Well, this is not exactly the way of making standards used elsewhere in the world. This summer I was in Paris for the Pressure Vessel and Piping conference organized by ASME, the American Society of Mechanical Engineers. At the end of the Conference, after the Official Conference Lunch, there was a distribution of prizes and honors to the people working in the ASME Committees for the development of the ASME standards. The experts who worked many years for such Committees received a medal, a certification, and a check (500$, 1000$ or even more, depending on the years they had spent in such committees). But the nicest thing was not the money (in any case not enough to be considered as a payment for their services): it was being called on stage to receive an award from the President, while all present applauded. And it was really a pleasure to see all these people coming back to their tables with a big smile depicted on their faces, and with a feeling that there was somebody in the world who could appreciate their work: maybe a usual feeling among actors, singers, doctors, saints, poets and painters, certainly not among the experts of Pressure Equipment standards.

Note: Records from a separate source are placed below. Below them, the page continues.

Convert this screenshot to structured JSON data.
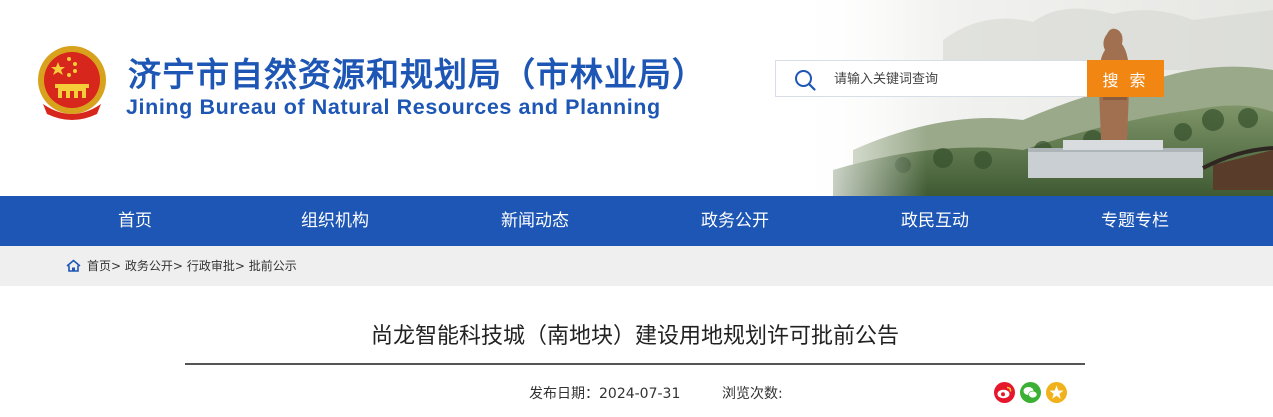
{
  "header": {
    "title_cn": "济宁市自然资源和规划局（市林业局）",
    "title_en": "Jining Bureau of Natural Resources and Planning",
    "emblem_icon": "national-emblem-icon"
  },
  "search": {
    "placeholder": "请输入关键词查询",
    "button_label": "搜 索",
    "icon": "search-icon"
  },
  "nav": {
    "items": [
      {
        "label": "首页"
      },
      {
        "label": "组织机构"
      },
      {
        "label": "新闻动态"
      },
      {
        "label": "政务公开"
      },
      {
        "label": "政民互动"
      },
      {
        "label": "专题专栏"
      }
    ]
  },
  "breadcrumb": {
    "home_icon": "home-icon",
    "items": [
      "首页",
      "政务公开",
      "行政审批",
      "批前公示"
    ],
    "separator": ">"
  },
  "article": {
    "title": "尚龙智能科技城（南地块）建设用地规划许可批前公告",
    "publish_label": "发布日期：",
    "publish_date": "2024-07-31",
    "views_label": "浏览次数:"
  },
  "share": {
    "icons": [
      "weibo-icon",
      "wechat-icon",
      "qzone-icon"
    ]
  },
  "colors": {
    "brand_blue": "#1d56b4",
    "search_orange": "#f28613",
    "breadcrumb_bg": "#efefef",
    "weibo_red": "#e6162d",
    "wechat_green": "#3cb034",
    "qzone_yellow": "#f0b11a"
  }
}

By the way, I do not know how many experts of CEN have ever received at least a letter from the CEN management saying “Thank you good man, so go ahead”. Well, although I am not in the CEN management, this is exactly the message that I would like to send to all the friends of my WG. I know that it is neither a medal, nor a certification, and certainly it is not a check, but it is probably the maximum reward that they will receive from CEN for the work they are doing.
Dr. Fernando Lidonnici
Convenor of WG53/CEN TC54